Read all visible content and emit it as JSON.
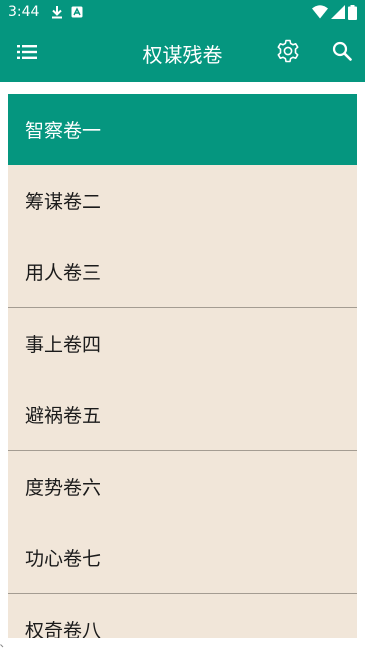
{
  "status_bar": {
    "time": "3:44",
    "icons": [
      "download-icon",
      "app-notification-icon",
      "wifi-icon",
      "signal-icon",
      "battery-icon"
    ]
  },
  "app_bar": {
    "title": "权谋残卷",
    "menu_icon": "menu-icon",
    "settings_icon": "gear-icon",
    "search_icon": "search-icon"
  },
  "colors": {
    "primary": "#05967f",
    "list_background": "#f1e6d9",
    "divider": "#a49c92",
    "text": "#1b1b1b",
    "selected_text": "#ffffff"
  },
  "chapters": [
    {
      "label": "智察卷一",
      "selected": true
    },
    {
      "label": "筹谋卷二",
      "selected": false
    },
    {
      "label": "用人卷三",
      "selected": false
    },
    {
      "label": "事上卷四",
      "selected": false
    },
    {
      "label": "避祸卷五",
      "selected": false
    },
    {
      "label": "度势卷六",
      "selected": false
    },
    {
      "label": "功心卷七",
      "selected": false
    },
    {
      "label": "权奇卷八",
      "selected": false
    }
  ]
}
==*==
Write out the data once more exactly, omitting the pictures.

## RESULT
Read all visible content and emit it as JSON.
{
  "status_bar": {
    "time": "3:44",
    "icons": [
      "download-icon",
      "app-notification-icon",
      "wifi-icon",
      "signal-icon",
      "battery-icon"
    ]
  },
  "app_bar": {
    "title": "权谋残卷",
    "menu_icon": "menu-icon",
    "settings_icon": "gear-icon",
    "search_icon": "search-icon"
  },
  "colors": {
    "primary": "#05967f",
    "list_background": "#f1e6d9",
    "divider": "#a49c92",
    "text": "#1b1b1b",
    "selected_text": "#ffffff"
  },
  "chapters": [
    {
      "label": "智察卷一",
      "selected": true
    },
    {
      "label": "筹谋卷二",
      "selected": false
    },
    {
      "label": "用人卷三",
      "selected": false
    },
    {
      "label": "事上卷四",
      "selected": false
    },
    {
      "label": "避祸卷五",
      "selected": false
    },
    {
      "label": "度势卷六",
      "selected": false
    },
    {
      "label": "功心卷七",
      "selected": false
    },
    {
      "label": "权奇卷八",
      "selected": false
    }
  ]
}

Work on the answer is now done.